> **ASSIGNMENT**: State how many lines in the listing below include the string "generated". The answer is the number alone.

> **WORKING DATA**:
★ ★ ★ ★ ★
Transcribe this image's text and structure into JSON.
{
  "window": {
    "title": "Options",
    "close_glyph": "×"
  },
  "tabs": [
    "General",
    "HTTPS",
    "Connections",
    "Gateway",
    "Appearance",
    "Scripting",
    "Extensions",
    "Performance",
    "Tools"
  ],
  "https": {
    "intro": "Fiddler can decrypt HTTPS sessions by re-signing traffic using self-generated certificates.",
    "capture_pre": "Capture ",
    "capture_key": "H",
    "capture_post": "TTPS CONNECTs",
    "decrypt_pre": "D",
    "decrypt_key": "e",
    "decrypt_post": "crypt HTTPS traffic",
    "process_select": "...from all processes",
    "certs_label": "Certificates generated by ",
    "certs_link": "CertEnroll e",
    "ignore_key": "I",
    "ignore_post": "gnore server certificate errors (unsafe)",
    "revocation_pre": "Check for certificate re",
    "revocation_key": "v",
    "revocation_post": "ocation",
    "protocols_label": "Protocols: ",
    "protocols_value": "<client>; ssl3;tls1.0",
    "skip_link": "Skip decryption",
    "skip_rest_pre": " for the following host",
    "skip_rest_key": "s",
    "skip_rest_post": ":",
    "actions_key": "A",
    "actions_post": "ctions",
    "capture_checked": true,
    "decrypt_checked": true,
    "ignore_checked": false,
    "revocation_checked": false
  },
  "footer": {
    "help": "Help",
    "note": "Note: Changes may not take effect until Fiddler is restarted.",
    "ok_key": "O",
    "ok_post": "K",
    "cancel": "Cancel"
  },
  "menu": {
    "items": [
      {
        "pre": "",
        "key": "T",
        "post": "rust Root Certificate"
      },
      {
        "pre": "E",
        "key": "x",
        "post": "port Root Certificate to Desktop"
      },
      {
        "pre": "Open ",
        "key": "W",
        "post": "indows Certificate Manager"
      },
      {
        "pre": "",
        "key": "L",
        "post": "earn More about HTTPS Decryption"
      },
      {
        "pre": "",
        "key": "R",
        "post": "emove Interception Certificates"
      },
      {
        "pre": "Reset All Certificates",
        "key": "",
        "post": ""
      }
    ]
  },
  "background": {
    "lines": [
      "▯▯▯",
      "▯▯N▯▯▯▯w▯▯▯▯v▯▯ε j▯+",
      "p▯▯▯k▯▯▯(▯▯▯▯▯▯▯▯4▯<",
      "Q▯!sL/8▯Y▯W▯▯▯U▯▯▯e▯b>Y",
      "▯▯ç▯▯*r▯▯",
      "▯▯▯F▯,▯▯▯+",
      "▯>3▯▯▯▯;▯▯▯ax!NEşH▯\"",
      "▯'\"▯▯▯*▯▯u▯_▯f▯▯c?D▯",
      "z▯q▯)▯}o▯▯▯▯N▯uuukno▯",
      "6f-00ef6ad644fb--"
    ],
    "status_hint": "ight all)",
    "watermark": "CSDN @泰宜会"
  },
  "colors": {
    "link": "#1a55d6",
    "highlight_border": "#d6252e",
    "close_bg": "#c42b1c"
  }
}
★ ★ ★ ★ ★
> **OUTPUT FOR THIS TASK**: 2